If you want more details on baselines, you can read Uko’s Pharo and Git(Hub) Versioning.
If you already a have
gitfiletree repository, and you just want to load it into Pharo, you can do so in two ways.
The first one is pretty much the same as above, you open Monticello Browser, add the repo and manually load the packages.
The second one makes use of Metacello. This will however only work if you have already created a
With baseline, you can just do
Do not forget the /repository at the end if you have created a subdirectory for the code!
Sometimes you a project has been loaded as a
ConfigurationOf dependency, or you loaded it through the
github:// protocol, e.g.
Unfortunately this doesn’t actually use git in the way you would expect. The
github:// protocol merely downloads a zip from GitHub and loads whatever was there. You cannot commit back.
What’s worse, if you now try to load the proper Metacello gitfiletree repo, you will get an error: Load Conflict between existing BaselineOfFileDialog [baseline] from github://… and BaselineOfFileDialog [baseline] from gitfiletree:///…
That’s because Metacello thinks they are different repositories. To solve this, you need to tell Metacello that you are ok with the conflict.
To push to GitHub (or pull from), you can either use your git client, or do so directly from within Pharo by clicking on the “Pull” and “Push” buttons in repository detail.
If you want to skip some hassle of cloning, you can use remote git repository. This will automatically clone the repository to the image’s directory (if you have sufficient permissions for it).

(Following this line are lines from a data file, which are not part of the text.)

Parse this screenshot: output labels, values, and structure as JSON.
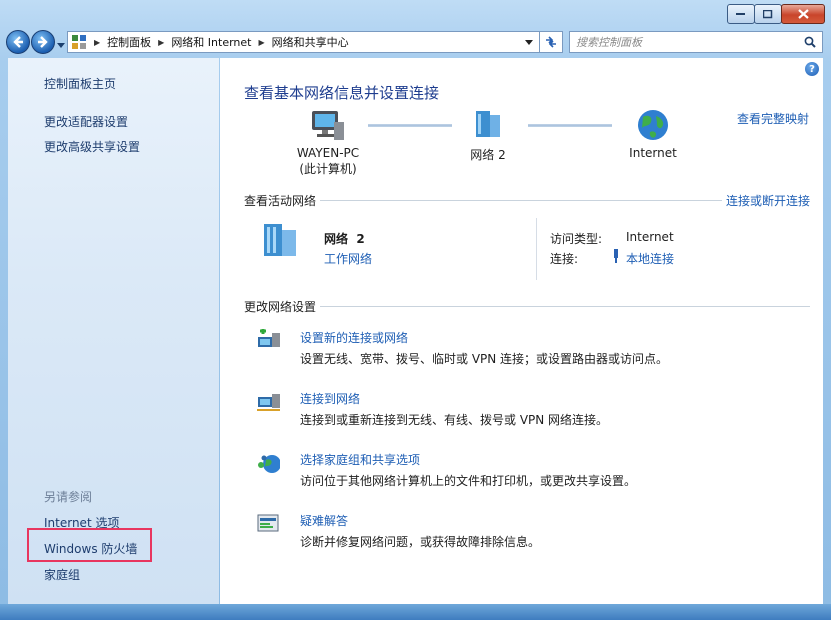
{
  "window": {
    "minimize_label": "Minimize",
    "maximize_label": "Maximize",
    "close_label": "Close"
  },
  "address": {
    "breadcrumbs": [
      "控制面板",
      "网络和 Internet",
      "网络和共享中心"
    ],
    "search_placeholder": "搜索控制面板"
  },
  "sidebar": {
    "items": [
      {
        "label": "控制面板主页"
      },
      {
        "label": "更改适配器设置"
      },
      {
        "label": "更改高级共享设置"
      }
    ],
    "see_also_heading": "另请参阅",
    "see_also": [
      {
        "label": "Internet 选项"
      },
      {
        "label": "Windows 防火墙"
      },
      {
        "label": "家庭组"
      }
    ]
  },
  "main": {
    "title": "查看基本网络信息并设置连接",
    "full_map_link": "查看完整映射",
    "map": {
      "computer_name": "WAYEN-PC",
      "computer_sub": "(此计算机)",
      "network_name": "网络  2",
      "internet_name": "Internet"
    },
    "active_section": {
      "heading": "查看活动网络",
      "link": "连接或断开连接",
      "network_name": "网络  2",
      "network_type": "工作网络",
      "access_type_label": "访问类型:",
      "access_type_value": "Internet",
      "connections_label": "连接:",
      "connections_value": "本地连接"
    },
    "change_section": {
      "heading": "更改网络设置",
      "tasks": [
        {
          "title": "设置新的连接或网络",
          "desc": "设置无线、宽带、拨号、临时或 VPN 连接；或设置路由器或访问点。",
          "icon": "new-connection-icon"
        },
        {
          "title": "连接到网络",
          "desc": "连接到或重新连接到无线、有线、拨号或 VPN 网络连接。",
          "icon": "connect-network-icon"
        },
        {
          "title": "选择家庭组和共享选项",
          "desc": "访问位于其他网络计算机上的文件和打印机，或更改共享设置。",
          "icon": "homegroup-icon"
        },
        {
          "title": "疑难解答",
          "desc": "诊断并修复网络问题，或获得故障排除信息。",
          "icon": "troubleshoot-icon"
        }
      ]
    }
  },
  "colors": {
    "link": "#1e5eb4",
    "title": "#1e3d8f",
    "highlight_box": "#e8365f"
  }
}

location is the location of your repository (you can copy the link from the repo’s GitHub page),
name is a name of the folder where the repository will be automatically cloned (
subdirectory the subdirectory containing the code, and finally
branch the git branch (if left empty, master is assumed).
Keep in mind that you need to have your SSH keys configured for this.
If you already have a project on SmalltalkHub and you would like to move over to GitHub, I’ve written a simple guide some time ago: Moving project from SmalltalkHub to GitHub.
Now that I’ve somewhat covered GitFileTree, I am obligated to mention Iceberg.
GitFileTree is pretty much an attempt to fit git into an existing Monticello infrastructure. Although it works somewhat, there is no real git tooling support and there are inherent incompatibilites and shortcommings (such as branch support).
Iceberg on the other hand is aiming for a proper git support, including a set of appropriate tools (so essentially a proper git client, but within Pharo). The project is still quite young and unstable, but as it is the future of git in Pharo, you should keep an eye on it.
What’s more, you can use metadataless GitFileTree and Iceberg more-or-less side by side, so you can already experiment a bit (but keep in mind that it’s still unstable, and it will break).
With the repo on GitHub good to go, you might also take a look at the following: